19 Replies to “The Staddon Postulate”

  1. I fear I must extend and clarify the Staddon Postulate:
    “To understand the resident Orca one must first understand the herring; to understand the transient Orca one must first understand the seal”

  2. sorry, I didn’t realise that a) I hadn’t left my name on my comment and b) I would cause so much trouble…
    I’ll let boring lectures be boring lectures and not make anything witty from them in future, although my observations were correct (I do have a BSc in this… really I do!)
    [slinks into a corner slightly embarrassed but can’t contain the sarcasm-induced giggles]

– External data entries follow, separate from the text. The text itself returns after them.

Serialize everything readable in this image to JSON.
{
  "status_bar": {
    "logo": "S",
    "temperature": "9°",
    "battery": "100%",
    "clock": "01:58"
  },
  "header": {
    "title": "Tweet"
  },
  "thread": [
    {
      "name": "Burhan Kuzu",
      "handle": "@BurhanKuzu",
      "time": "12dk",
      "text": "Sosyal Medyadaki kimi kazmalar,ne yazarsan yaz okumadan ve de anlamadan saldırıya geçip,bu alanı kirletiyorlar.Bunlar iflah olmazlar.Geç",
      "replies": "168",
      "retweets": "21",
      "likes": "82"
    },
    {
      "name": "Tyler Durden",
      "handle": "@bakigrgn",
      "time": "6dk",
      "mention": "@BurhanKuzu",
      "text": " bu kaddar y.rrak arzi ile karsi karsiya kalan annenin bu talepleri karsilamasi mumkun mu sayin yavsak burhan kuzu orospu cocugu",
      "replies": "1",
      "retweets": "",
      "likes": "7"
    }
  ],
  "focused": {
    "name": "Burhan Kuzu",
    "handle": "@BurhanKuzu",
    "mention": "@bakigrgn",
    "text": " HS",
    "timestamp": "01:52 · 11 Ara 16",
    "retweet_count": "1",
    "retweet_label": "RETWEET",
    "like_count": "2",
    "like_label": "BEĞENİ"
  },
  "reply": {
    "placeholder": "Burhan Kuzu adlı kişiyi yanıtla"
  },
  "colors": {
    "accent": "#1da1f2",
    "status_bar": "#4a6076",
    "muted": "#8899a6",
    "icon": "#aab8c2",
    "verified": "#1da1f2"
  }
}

  3. This is the most commented article of recent months and who’d of though that the insights afjorded (mis-spelling intentional) by the Staddon Postulate could be so controversial.
    Could I propose a less specific Maxim:
    To find an Orca, find it’s meal
    be that Herring, be that Seal.
    Then studying these Whale ingestions
    could answer sundry Delphinidae questions
    pretentious moi?
    I hope this will lead to a spirit of peace between readers who are qualified Marine Biologists andany friends who have recently returned from Norway.

  4. Just for further clarity. My observations were relating to the North Norwegian Orca which is both migratory and eats herrings. But the most interesting fact is that an entire school of several thousand herring can fart simultaneously when attacked by orcas.

  5. Clearly g and I are on different tracks – I was referring to the British Columbian (North Pacific) pods, rather than their Atlantic cousins. His comments are entirely common-sensical, but I fear the science isn’t…
    The terms ‘resident’ and ‘transient’ refer to pod social structure and feeding behaviour rather than migratory behaviour, for both groups migrate. North-norwegian pods are have both resident-like social structures and are fish eating. The terminology is confusing I grant you.
    Ian – love the poem 😀

  6. And there was me trying to be funny when really I had wandered into a Marine Biologists Discussion on Whales ! Oh well. At least I feel a little enlightened.

  7. Thank you to KT for further enlightenment and to Stu for further ignorance (they’re all in the same classification). However I was told that male North Norwegian Orcas mate outside their pod, so I’m still confused as to why they are classed as resident. I’d seriously like to know. I do hope the lovely Chantal from Tysfjord Turistsenter Base Camp has not misinformed me…

  8. Who knew these lectures would actually come in handy!
    To be fair to Stu: us marine biologists call them ‘killer WHALES’ and the order Odontoceti (which includes the Delphinidae) does translate as ‘toothed whales’, so I wouldn’t expect average-Joe-public to understand the subtle (and sometimes stupidly illogical) use of language in marine biology 😀
    g: ‘Residents’ should be called ‘fish eating’ or ‘near-shore’ orcas. Each pod is made up of a large maternal group, and neither male nor female offspring ever stray far from their mothers. Pods come together to mate, so the males mate outside their own pods.
    ‘Transients’ are so called because they were first noticed as small groups crossing the paths of larger ‘resident’ pods. They should be labelled as ‘mammal eating’ or ‘offshore’ orcas. They are usually only 3 or 4 individuals, made up of the mother, eldest son and one or two other offspring. When a new calf is born one of the older siblings must leave (the eldest son usually stays). The females leave and may spend time associated with other pods before becoming a matriarch herself, and the male offspring may spend some on their own or form batchelor groups and associate with other pods for mating.
    Does that clarify the matter?

Comments are closed.